Grateful Dead Cover Duo, Lost in Space Jam, Returns to Earth Displaced in Time
PORTSMOUTH, NH — During a set of Grateful Dead covers last night, Steve Roy and David Surette experienced the phenomenon of relativistic time dilation, with both jammers becoming lost at high-velocity in the un-navigable reaches of outer space before eventually returning to Earth, a planet where far more time had passed.
“It was a classic space jam,” said Lina Tullgren, a stationary observer positioned at a table in the audience at the Dolphin Striker restaurant.
A space jam, (not to be confused with the 1996 movie of the same name starring Michael Jordan and Bugs Bunny) is a free collaborative musical endeavor that appears to non-participating listeners to be composed of haphazardly paced constellations of random notes, often separated by vast amounts of space or silence.
Roy’s and Surette’s duo, now called Grateful Times, uses just a guitar and mandolin to recreate the magical, jam-oriented arrangements of the entire classic Grateful Dead band. Both men sing.
“The song was ‘Big Boss Man’, I think. Key of D. The crowd was pretty chill, definitely onboard with the whole Dead thing,” said a second observer, also named Tullgren.
After the third verse, a subsequent instrumental exploration left the Earth’s orbit almost immediately. The jam soon expelled both musicians deep into space where they traveled together at maximum speeds, no longer subject to the gravitational influence of the solar system or even the immediate galactic surroundings, including the three nearest stars of Alpha and Proxima Centauri.
“Parallax navigation becomes extremely difficult, if not impossible when the jam is that far out in space. The distances are simply too great,” said John Mailander, a student at the Berklee College of Music.
“It’s hard to find your way back to where you started,” he added.
Indeed, many concertgoers believed the duo would be lost in space forevermore, or at least until the end of the concert at 10pm.
According to Einstein’s Theory of Relativity, time itself operates differently for entities moving at different velocities. Time appears to pass more slowly for fast moving bodies when they are observed from a fixed point of reference.
Such effects increase dramatically as the motion differential approaches the speed of light.
“Very simply, temporal dilation is the disparity in elapsed time between two events seen by observers either moving relative to each other or differently situated from gravitational masses,” said Dr. B. Vituos, an MIT professor of introductory physics who specializes in explaining difficult concepts in plain English.

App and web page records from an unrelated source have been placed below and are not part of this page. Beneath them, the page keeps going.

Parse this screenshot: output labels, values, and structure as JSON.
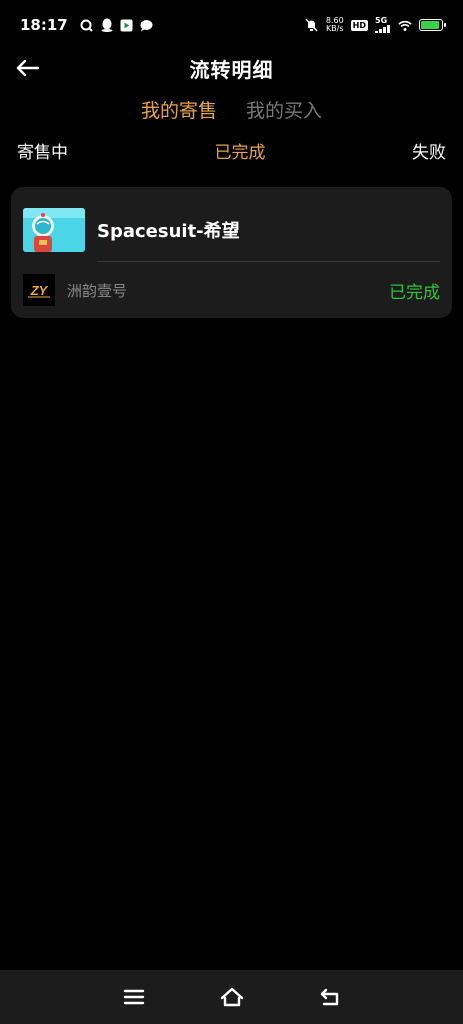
{
  "status_bar": {
    "time": "18:17",
    "net_speed_value": "8.60",
    "net_speed_unit": "KB/s",
    "hd_label": "HD",
    "network": "5G",
    "battery_level": 0.9,
    "battery_color": "#3bd14a"
  },
  "header": {
    "title": "流转明细",
    "back_icon": "arrow-left-icon"
  },
  "tabs": [
    {
      "label": "我的寄售",
      "active": true
    },
    {
      "label": "我的买入",
      "active": false
    }
  ],
  "filters": [
    {
      "label": "寄售中",
      "active": false
    },
    {
      "label": "已完成",
      "active": true
    },
    {
      "label": "失败",
      "active": false
    }
  ],
  "records": [
    {
      "item_name": "Spacesuit-希望",
      "brand_name": "洲韵壹号",
      "brand_logo_text": "ZY",
      "status": "已完成",
      "status_color": "#2ec43a"
    }
  ],
  "colors": {
    "accent": "#e7a24a",
    "inactive_tab": "#777777",
    "card_bg": "#1c1c1c"
  },
  "nav_bar": {
    "icons": [
      "menu-icon",
      "home-icon",
      "back-icon"
    ]
  }
}
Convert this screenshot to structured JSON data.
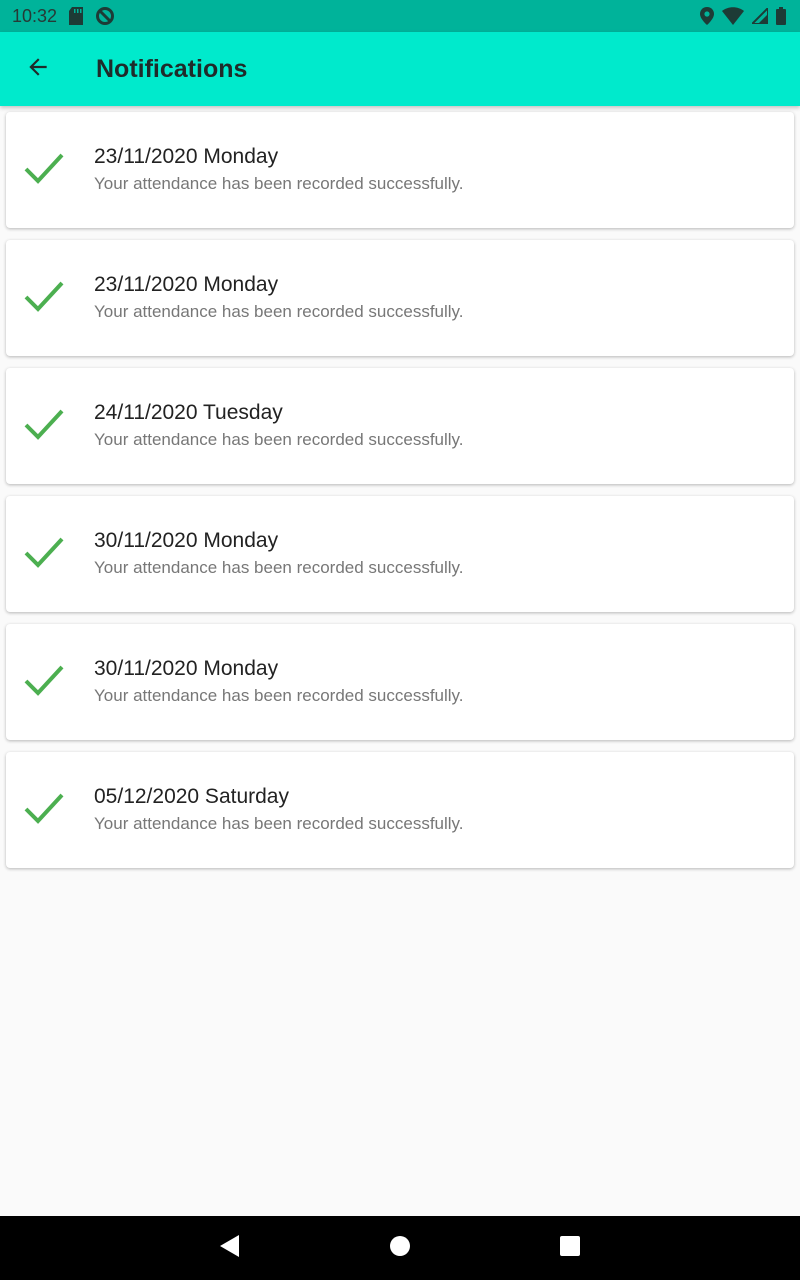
{
  "status_bar": {
    "time": "10:32",
    "icons": [
      "sd-card-icon",
      "sync-icon",
      "location-icon",
      "wifi-icon",
      "signal-icon",
      "battery-icon"
    ]
  },
  "app_bar": {
    "title": "Notifications",
    "back_icon": "arrow-back-icon",
    "background": "#00eacc"
  },
  "notifications": [
    {
      "title": "23/11/2020 Monday",
      "message": "Your attendance has been recorded successfully.",
      "icon": "check-icon"
    },
    {
      "title": "23/11/2020 Monday",
      "message": "Your attendance has been recorded successfully.",
      "icon": "check-icon"
    },
    {
      "title": "24/11/2020 Tuesday",
      "message": "Your attendance has been recorded successfully.",
      "icon": "check-icon"
    },
    {
      "title": "30/11/2020 Monday",
      "message": "Your attendance has been recorded successfully.",
      "icon": "check-icon"
    },
    {
      "title": "30/11/2020 Monday",
      "message": "Your attendance has been recorded successfully.",
      "icon": "check-icon"
    },
    {
      "title": "05/12/2020 Saturday",
      "message": "Your attendance has been recorded successfully.",
      "icon": "check-icon"
    }
  ],
  "colors": {
    "status_bar": "#00b39a",
    "check": "#4caf50"
  },
  "nav_bar": {
    "icons": [
      "nav-back-icon",
      "nav-home-icon",
      "nav-recents-icon"
    ]
  }
}
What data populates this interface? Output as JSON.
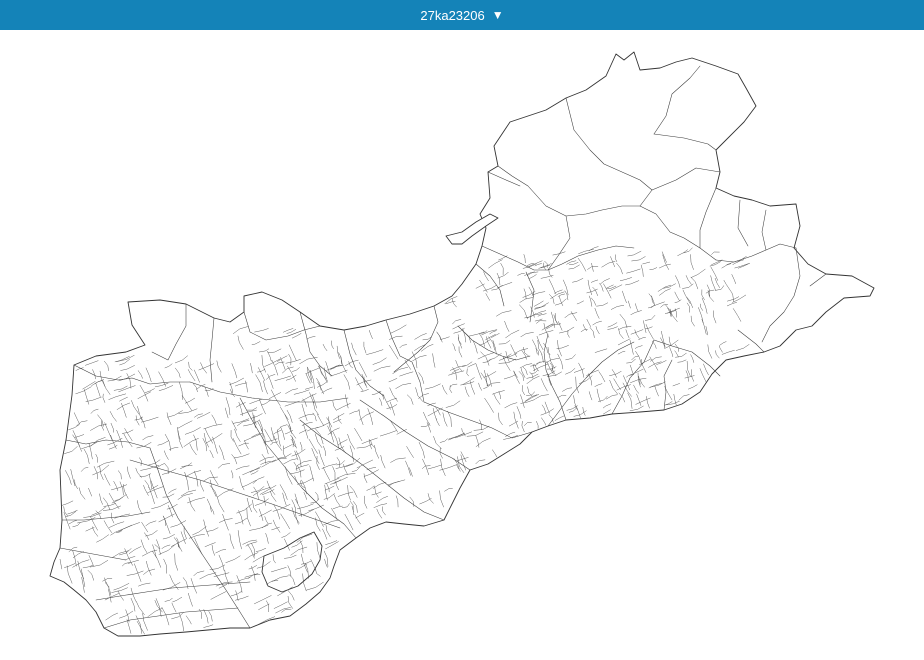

Because Roy and Surette were not moving relative to one another, they experienced their own musical excursion at an ordinary, uniform tempo. However, the rapid, unpredictable motion of the entire jam itself through the cosmos made time appear to pass very slowly and erratically for Surette and Roy (to those watching from Earth.)
“Yes, definitely,” said L. Tullgren.
Amazingly, the same jam that lasted just a brief instant for Surette and Roy actually elapsed over the course of nearly five minutes to those observing from Earth.
“We really fell into the quarry on that one,” said Roy.
“Basically, we ended up flying through a total vacuum at close to the speed of light, with no clear way back to Earth. It’s a miracle we made it home,” said Surette.
“Grateful times,” added Roy.